(Records from a data collection)
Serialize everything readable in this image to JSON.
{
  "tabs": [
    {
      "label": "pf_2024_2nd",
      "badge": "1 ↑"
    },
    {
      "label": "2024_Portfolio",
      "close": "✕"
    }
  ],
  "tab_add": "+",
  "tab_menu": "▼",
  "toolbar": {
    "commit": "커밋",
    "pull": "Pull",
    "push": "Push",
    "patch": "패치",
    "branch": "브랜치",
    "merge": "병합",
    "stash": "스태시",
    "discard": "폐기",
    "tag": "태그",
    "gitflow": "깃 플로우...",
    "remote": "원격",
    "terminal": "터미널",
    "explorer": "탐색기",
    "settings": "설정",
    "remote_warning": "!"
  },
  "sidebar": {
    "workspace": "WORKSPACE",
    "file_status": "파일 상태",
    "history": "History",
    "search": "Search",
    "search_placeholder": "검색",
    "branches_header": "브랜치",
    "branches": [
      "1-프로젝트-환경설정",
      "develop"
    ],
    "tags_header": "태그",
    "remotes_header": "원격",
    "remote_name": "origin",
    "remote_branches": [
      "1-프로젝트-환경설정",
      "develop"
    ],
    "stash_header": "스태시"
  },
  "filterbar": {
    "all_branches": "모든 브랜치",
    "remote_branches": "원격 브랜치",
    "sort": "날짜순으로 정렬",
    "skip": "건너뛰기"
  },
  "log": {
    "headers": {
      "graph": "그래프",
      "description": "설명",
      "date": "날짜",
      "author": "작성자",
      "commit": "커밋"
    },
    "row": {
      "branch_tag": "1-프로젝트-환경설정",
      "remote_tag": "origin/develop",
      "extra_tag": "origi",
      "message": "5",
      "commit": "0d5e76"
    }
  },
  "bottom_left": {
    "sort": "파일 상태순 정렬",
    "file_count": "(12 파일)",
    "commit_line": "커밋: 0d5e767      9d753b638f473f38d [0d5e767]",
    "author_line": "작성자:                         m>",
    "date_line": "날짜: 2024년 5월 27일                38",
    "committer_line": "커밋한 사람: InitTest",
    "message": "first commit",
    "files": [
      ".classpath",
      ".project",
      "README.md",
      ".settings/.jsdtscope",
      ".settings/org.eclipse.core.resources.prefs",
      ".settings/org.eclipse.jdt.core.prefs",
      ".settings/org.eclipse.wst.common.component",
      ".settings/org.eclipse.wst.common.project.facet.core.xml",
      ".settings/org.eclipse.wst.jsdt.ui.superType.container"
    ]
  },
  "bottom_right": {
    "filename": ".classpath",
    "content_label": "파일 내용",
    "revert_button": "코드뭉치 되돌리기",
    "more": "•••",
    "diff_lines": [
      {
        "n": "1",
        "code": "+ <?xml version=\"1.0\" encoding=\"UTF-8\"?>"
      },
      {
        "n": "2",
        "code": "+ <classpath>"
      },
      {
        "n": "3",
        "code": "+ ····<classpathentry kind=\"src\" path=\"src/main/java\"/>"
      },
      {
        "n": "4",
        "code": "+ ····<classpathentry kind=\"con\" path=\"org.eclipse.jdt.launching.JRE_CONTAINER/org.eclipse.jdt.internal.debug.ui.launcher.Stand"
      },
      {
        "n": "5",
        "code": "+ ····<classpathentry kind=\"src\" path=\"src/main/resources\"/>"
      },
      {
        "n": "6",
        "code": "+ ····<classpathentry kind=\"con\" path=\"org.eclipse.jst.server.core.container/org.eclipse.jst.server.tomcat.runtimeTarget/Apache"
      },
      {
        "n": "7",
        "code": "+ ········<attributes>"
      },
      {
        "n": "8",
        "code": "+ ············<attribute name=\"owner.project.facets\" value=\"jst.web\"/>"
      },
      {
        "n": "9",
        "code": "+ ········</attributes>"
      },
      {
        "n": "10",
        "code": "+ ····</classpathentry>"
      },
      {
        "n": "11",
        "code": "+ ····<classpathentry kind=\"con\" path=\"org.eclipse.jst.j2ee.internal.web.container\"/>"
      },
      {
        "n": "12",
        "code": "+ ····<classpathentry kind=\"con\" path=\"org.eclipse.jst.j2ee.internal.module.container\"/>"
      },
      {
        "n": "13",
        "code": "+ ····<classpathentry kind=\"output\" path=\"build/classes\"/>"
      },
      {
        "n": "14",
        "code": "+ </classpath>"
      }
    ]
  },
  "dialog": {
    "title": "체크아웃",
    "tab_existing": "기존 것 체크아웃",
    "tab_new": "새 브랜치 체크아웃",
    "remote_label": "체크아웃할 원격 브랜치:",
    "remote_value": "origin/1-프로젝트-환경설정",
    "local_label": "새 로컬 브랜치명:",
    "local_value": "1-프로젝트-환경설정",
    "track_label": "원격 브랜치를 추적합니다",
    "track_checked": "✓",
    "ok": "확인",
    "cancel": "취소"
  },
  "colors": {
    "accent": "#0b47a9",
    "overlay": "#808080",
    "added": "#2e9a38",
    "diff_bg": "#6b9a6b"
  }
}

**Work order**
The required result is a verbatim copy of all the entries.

**Exercise response**
Serialize everything readable in this image to JSON.
{
  "tabs": [
    {
      "label": "pf_2024_2nd",
      "badge": "1 ↑"
    },
    {
      "label": "2024_Portfolio",
      "close": "✕"
    }
  ],
  "tab_add": "+",
  "tab_menu": "▼",
  "toolbar": {
    "commit": "커밋",
    "pull": "Pull",
    "push": "Push",
    "patch": "패치",
    "branch": "브랜치",
    "merge": "병합",
    "stash": "스태시",
    "discard": "폐기",
    "tag": "태그",
    "gitflow": "깃 플로우...",
    "remote": "원격",
    "terminal": "터미널",
    "explorer": "탐색기",
    "settings": "설정",
    "remote_warning": "!"
  },
  "sidebar": {
    "workspace": "WORKSPACE",
    "file_status": "파일 상태",
    "history": "History",
    "search": "Search",
    "search_placeholder": "검색",
    "branches_header": "브랜치",
    "branches": [
      "1-프로젝트-환경설정",
      "develop"
    ],
    "tags_header": "태그",
    "remotes_header": "원격",
    "remote_name": "origin",
    "remote_branches": [
      "1-프로젝트-환경설정",
      "develop"
    ],
    "stash_header": "스태시"
  },
  "filterbar": {
    "all_branches": "모든 브랜치",
    "remote_branches": "원격 브랜치",
    "sort": "날짜순으로 정렬",
    "skip": "건너뛰기"
  },
  "log": {
    "headers": {
      "graph": "그래프",
      "description": "설명",
      "date": "날짜",
      "author": "작성자",
      "commit": "커밋"
    },
    "row": {
      "branch_tag": "1-프로젝트-환경설정",
      "remote_tag": "origin/develop",
      "extra_tag": "origi",
      "message": "5",
      "commit": "0d5e76"
    }
  },
  "bottom_left": {
    "sort": "파일 상태순 정렬",
    "file_count": "(12 파일)",
    "commit_line": "커밋: 0d5e767      9d753b638f473f38d [0d5e767]",
    "author_line": "작성자:                         m>",
    "date_line": "날짜: 2024년 5월 27일                38",
    "committer_line": "커밋한 사람: InitTest",
    "message": "first commit",
    "files": [
      ".classpath",
      ".project",
      "README.md",
      ".settings/.jsdtscope",
      ".settings/org.eclipse.core.resources.prefs",
      ".settings/org.eclipse.jdt.core.prefs",
      ".settings/org.eclipse.wst.common.component",
      ".settings/org.eclipse.wst.common.project.facet.core.xml",
      ".settings/org.eclipse.wst.jsdt.ui.superType.container"
    ]
  },
  "bottom_right": {
    "filename": ".classpath",
    "content_label": "파일 내용",
    "revert_button": "코드뭉치 되돌리기",
    "more": "•••",
    "diff_lines": [
      {
        "n": "1",
        "code": "+ <?xml version=\"1.0\" encoding=\"UTF-8\"?>"
      },
      {
        "n": "2",
        "code": "+ <classpath>"
      },
      {
        "n": "3",
        "code": "+ ····<classpathentry kind=\"src\" path=\"src/main/java\"/>"
      },
      {
        "n": "4",
        "code": "+ ····<classpathentry kind=\"con\" path=\"org.eclipse.jdt.launching.JRE_CONTAINER/org.eclipse.jdt.internal.debug.ui.launcher.Stand"
      },
      {
        "n": "5",
        "code": "+ ····<classpathentry kind=\"src\" path=\"src/main/resources\"/>"
      },
      {
        "n": "6",
        "code": "+ ····<classpathentry kind=\"con\" path=\"org.eclipse.jst.server.core.container/org.eclipse.jst.server.tomcat.runtimeTarget/Apache"
      },
      {
        "n": "7",
        "code": "+ ········<attributes>"
      },
      {
        "n": "8",
        "code": "+ ············<attribute name=\"owner.project.facets\" value=\"jst.web\"/>"
      },
      {
        "n": "9",
        "code": "+ ········</attributes>"
      },
      {
        "n": "10",
        "code": "+ ····</classpathentry>"
      },
      {
        "n": "11",
        "code": "+ ····<classpathentry kind=\"con\" path=\"org.eclipse.jst.j2ee.internal.web.container\"/>"
      },
      {
        "n": "12",
        "code": "+ ····<classpathentry kind=\"con\" path=\"org.eclipse.jst.j2ee.internal.module.container\"/>"
      },
      {
        "n": "13",
        "code": "+ ····<classpathentry kind=\"output\" path=\"build/classes\"/>"
      },
      {
        "n": "14",
        "code": "+ </classpath>"
      }
    ]
  },
  "dialog": {
    "title": "체크아웃",
    "tab_existing": "기존 것 체크아웃",
    "tab_new": "새 브랜치 체크아웃",
    "remote_label": "체크아웃할 원격 브랜치:",
    "remote_value": "origin/1-프로젝트-환경설정",
    "local_label": "새 로컬 브랜치명:",
    "local_value": "1-프로젝트-환경설정",
    "track_label": "원격 브랜치를 추적합니다",
    "track_checked": "✓",
    "ok": "확인",
    "cancel": "취소"
  },
  "colors": {
    "accent": "#0b47a9",
    "overlay": "#808080",
    "added": "#2e9a38",
    "diff_bg": "#6b9a6b"
  }
}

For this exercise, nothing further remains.